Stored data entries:
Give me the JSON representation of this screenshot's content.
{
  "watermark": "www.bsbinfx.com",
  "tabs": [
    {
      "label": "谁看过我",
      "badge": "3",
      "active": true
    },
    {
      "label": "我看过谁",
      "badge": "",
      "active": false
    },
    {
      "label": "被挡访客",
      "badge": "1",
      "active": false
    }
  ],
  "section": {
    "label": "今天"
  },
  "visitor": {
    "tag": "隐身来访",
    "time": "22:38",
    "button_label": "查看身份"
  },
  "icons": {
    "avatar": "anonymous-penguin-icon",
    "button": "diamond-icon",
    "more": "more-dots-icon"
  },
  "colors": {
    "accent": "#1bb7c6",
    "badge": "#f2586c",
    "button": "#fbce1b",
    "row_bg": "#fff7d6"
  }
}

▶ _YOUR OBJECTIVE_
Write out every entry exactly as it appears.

▶ _EXERCISE OUTPUT_
Give me the JSON representation of this screenshot's content.
{
  "watermark": "www.bsbinfx.com",
  "tabs": [
    {
      "label": "谁看过我",
      "badge": "3",
      "active": true
    },
    {
      "label": "我看过谁",
      "badge": "",
      "active": false
    },
    {
      "label": "被挡访客",
      "badge": "1",
      "active": false
    }
  ],
  "section": {
    "label": "今天"
  },
  "visitor": {
    "tag": "隐身来访",
    "time": "22:38",
    "button_label": "查看身份"
  },
  "icons": {
    "avatar": "anonymous-penguin-icon",
    "button": "diamond-icon",
    "more": "more-dots-icon"
  },
  "colors": {
    "accent": "#1bb7c6",
    "badge": "#f2586c",
    "button": "#fbce1b",
    "row_bg": "#fff7d6"
  }
}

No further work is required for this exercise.